Start of RECORDS

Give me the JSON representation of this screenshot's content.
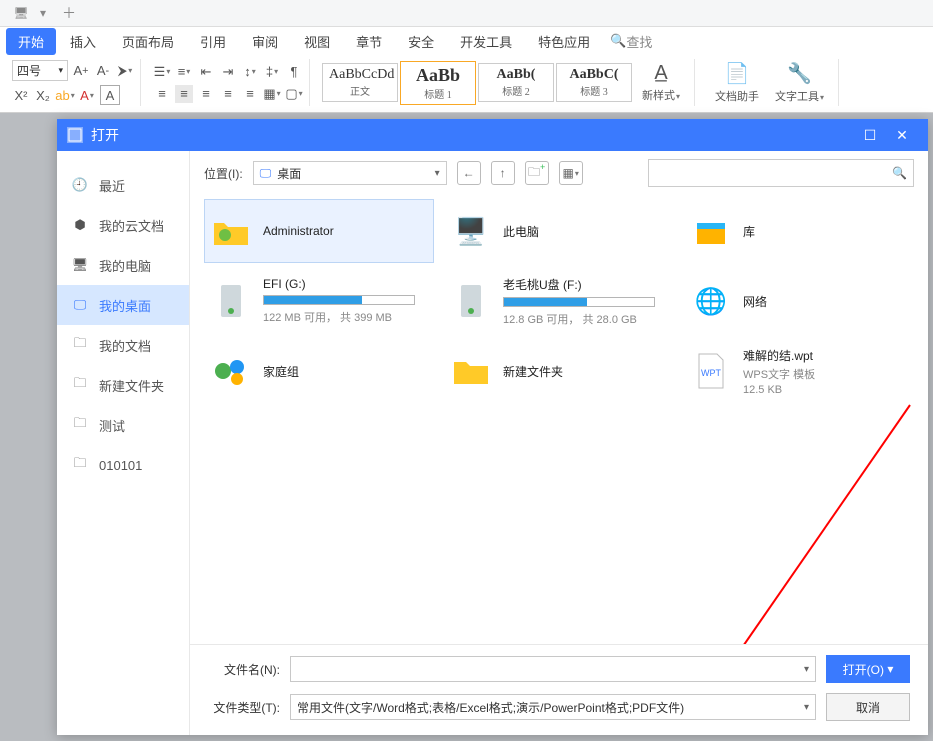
{
  "menu": {
    "tabs": [
      "开始",
      "插入",
      "页面布局",
      "引用",
      "审阅",
      "视图",
      "章节",
      "安全",
      "开发工具",
      "特色应用"
    ],
    "search": "查找"
  },
  "ribbon": {
    "fontSize": "四号",
    "styles": [
      {
        "prev": "AaBbCcDd",
        "label": "正文"
      },
      {
        "prev": "AaBb",
        "label": "标题 1"
      },
      {
        "prev": "AaBb(",
        "label": "标题 2"
      },
      {
        "prev": "AaBbC(",
        "label": "标题 3"
      }
    ],
    "newStyle": "新样式",
    "docHelper": "文档助手",
    "textTool": "文字工具"
  },
  "dialog": {
    "title": "打开",
    "sidebar": [
      {
        "icon": "clock",
        "label": "最近"
      },
      {
        "icon": "cloud",
        "label": "我的云文档"
      },
      {
        "icon": "pc",
        "label": "我的电脑"
      },
      {
        "icon": "desktop",
        "label": "我的桌面"
      },
      {
        "icon": "folder",
        "label": "我的文档"
      },
      {
        "icon": "folder",
        "label": "新建文件夹"
      },
      {
        "icon": "folder",
        "label": "测试"
      },
      {
        "icon": "folder",
        "label": "010101"
      }
    ],
    "locationLabel": "位置(I):",
    "location": "桌面",
    "items": [
      {
        "slot": 0,
        "icon": "user-folder",
        "name": "Administrator"
      },
      {
        "slot": 1,
        "icon": "monitor",
        "name": "此电脑"
      },
      {
        "slot": 2,
        "icon": "library",
        "name": "库"
      },
      {
        "slot": 3,
        "icon": "drive",
        "name": "EFI (G:)",
        "bar": 0.65,
        "sub": "122 MB 可用， 共 399 MB"
      },
      {
        "slot": 4,
        "icon": "drive",
        "name": "老毛桃U盘 (F:)",
        "bar": 0.55,
        "sub": "12.8 GB 可用， 共 28.0 GB"
      },
      {
        "slot": 5,
        "icon": "network",
        "name": "网络"
      },
      {
        "slot": 6,
        "icon": "homegroup",
        "name": "家庭组"
      },
      {
        "slot": 7,
        "icon": "folder",
        "name": "新建文件夹"
      },
      {
        "slot": 8,
        "icon": "wpt",
        "name": "难解的结.wpt",
        "sub": "WPS文字 模板",
        "sub2": "12.5 KB"
      }
    ],
    "footer": {
      "fileNameLabel": "文件名(N):",
      "fileName": "",
      "fileTypeLabel": "文件类型(T):",
      "fileType": "常用文件(文字/Word格式;表格/Excel格式;演示/PowerPoint格式;PDF文件)",
      "open": "打开(O)",
      "cancel": "取消"
    }
  }
}
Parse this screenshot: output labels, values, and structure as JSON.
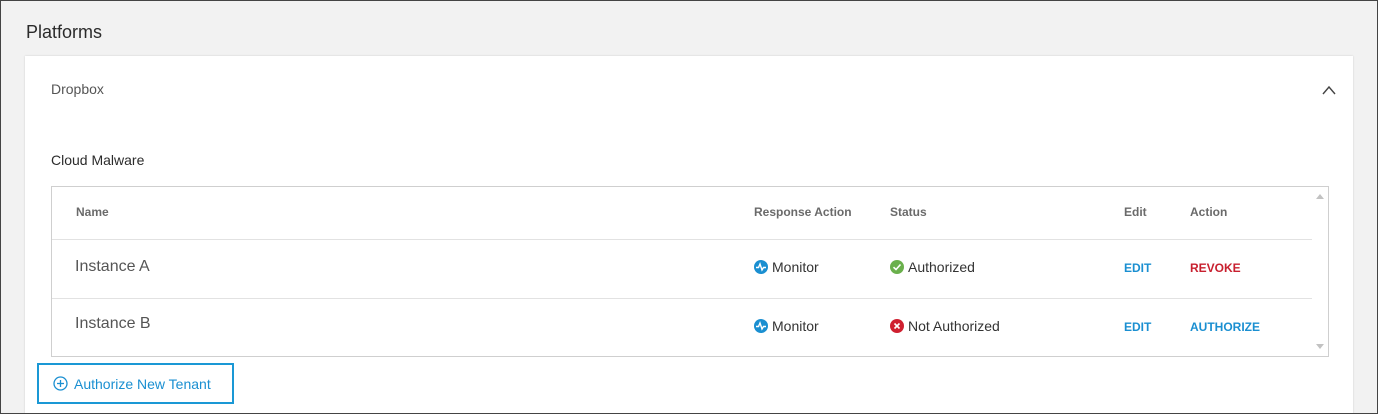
{
  "page": {
    "title": "Platforms"
  },
  "panel": {
    "title": "Dropbox",
    "collapse_icon": "chevron-up-icon",
    "section_title": "Cloud Malware",
    "table": {
      "headers": {
        "name": "Name",
        "response_action": "Response Action",
        "status": "Status",
        "edit": "Edit",
        "action": "Action"
      },
      "rows": [
        {
          "name": "Instance A",
          "response_action": "Monitor",
          "response_icon": "activity-icon",
          "status": "Authorized",
          "status_icon": "check-circle-icon",
          "status_color": "#6ab04c",
          "edit": "EDIT",
          "action": "REVOKE",
          "action_color": "#c8202f"
        },
        {
          "name": "Instance B",
          "response_action": "Monitor",
          "response_icon": "activity-icon",
          "status": "Not Authorized",
          "status_icon": "x-circle-icon",
          "status_color": "#cf2030",
          "edit": "EDIT",
          "action": "AUTHORIZE",
          "action_color": "#1a8fd1"
        }
      ]
    }
  },
  "authorize_button": {
    "label": "Authorize New Tenant",
    "icon": "plus-circle-icon"
  },
  "colors": {
    "accent": "#1a8fd1",
    "danger": "#c8202f",
    "success": "#6ab04c",
    "highlight_border": "#1a98d5"
  }
}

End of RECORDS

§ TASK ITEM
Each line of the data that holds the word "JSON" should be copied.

§ SOLUTION BELOW
Give me the JSON representation of this screenshot's content.
Parse this screenshot: output labels, values, and structure as JSON.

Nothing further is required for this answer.